Directions
The following data needs to be repeated exactly, with all images excluded.

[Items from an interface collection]
_ _ _ _ _

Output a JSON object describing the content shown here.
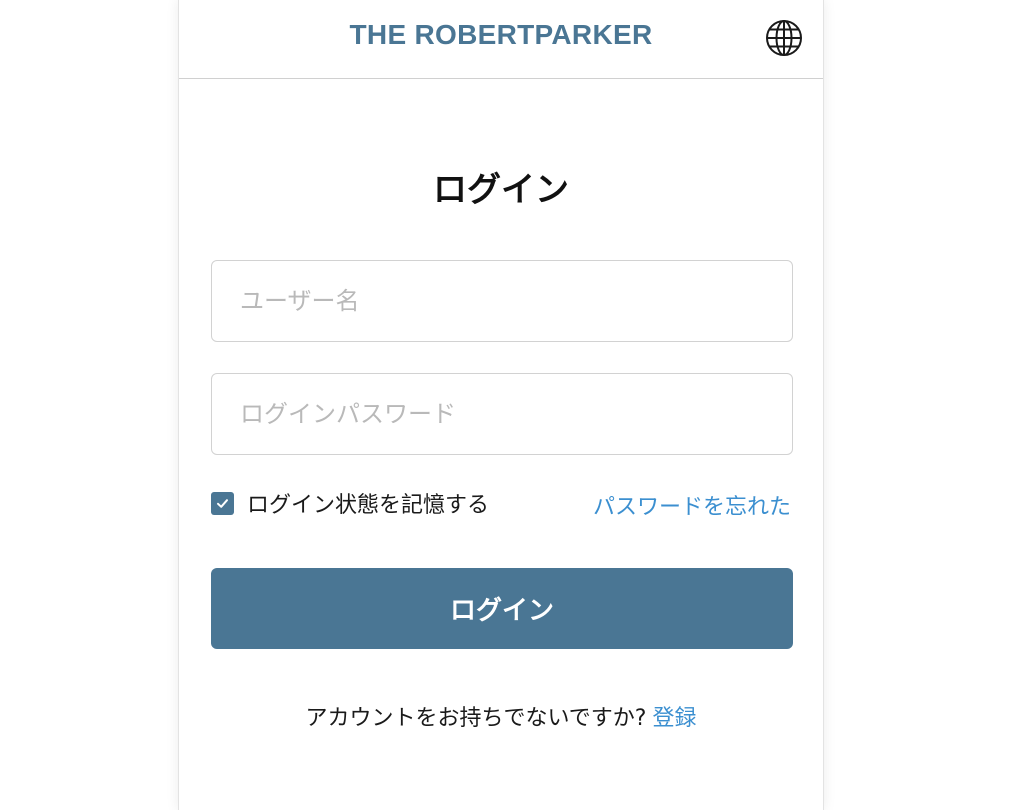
{
  "header": {
    "brand": "THE ROBERTPARKER",
    "language_icon": "globe-icon"
  },
  "login": {
    "title": "ログイン",
    "username_placeholder": "ユーザー名",
    "username_value": "",
    "password_placeholder": "ログインパスワード",
    "password_value": "",
    "remember_label": "ログイン状態を記憶する",
    "remember_checked": true,
    "forgot_label": "パスワードを忘れた",
    "submit_label": "ログイン",
    "no_account_text": "アカウントをお持ちでないですか?",
    "signup_label": "登録"
  },
  "colors": {
    "brand": "#4a7694",
    "link": "#3b8fd0",
    "placeholder": "#b9b9b9",
    "border": "#d2d2d2"
  }
}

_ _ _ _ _

Written answer
Output a JSON object describing the content shown here.
{
  "header": {
    "brand": "THE ROBERTPARKER",
    "language_icon": "globe-icon"
  },
  "login": {
    "title": "ログイン",
    "username_placeholder": "ユーザー名",
    "username_value": "",
    "password_placeholder": "ログインパスワード",
    "password_value": "",
    "remember_label": "ログイン状態を記憶する",
    "remember_checked": true,
    "forgot_label": "パスワードを忘れた",
    "submit_label": "ログイン",
    "no_account_text": "アカウントをお持ちでないですか?",
    "signup_label": "登録"
  },
  "colors": {
    "brand": "#4a7694",
    "link": "#3b8fd0",
    "placeholder": "#b9b9b9",
    "border": "#d2d2d2"
  }
}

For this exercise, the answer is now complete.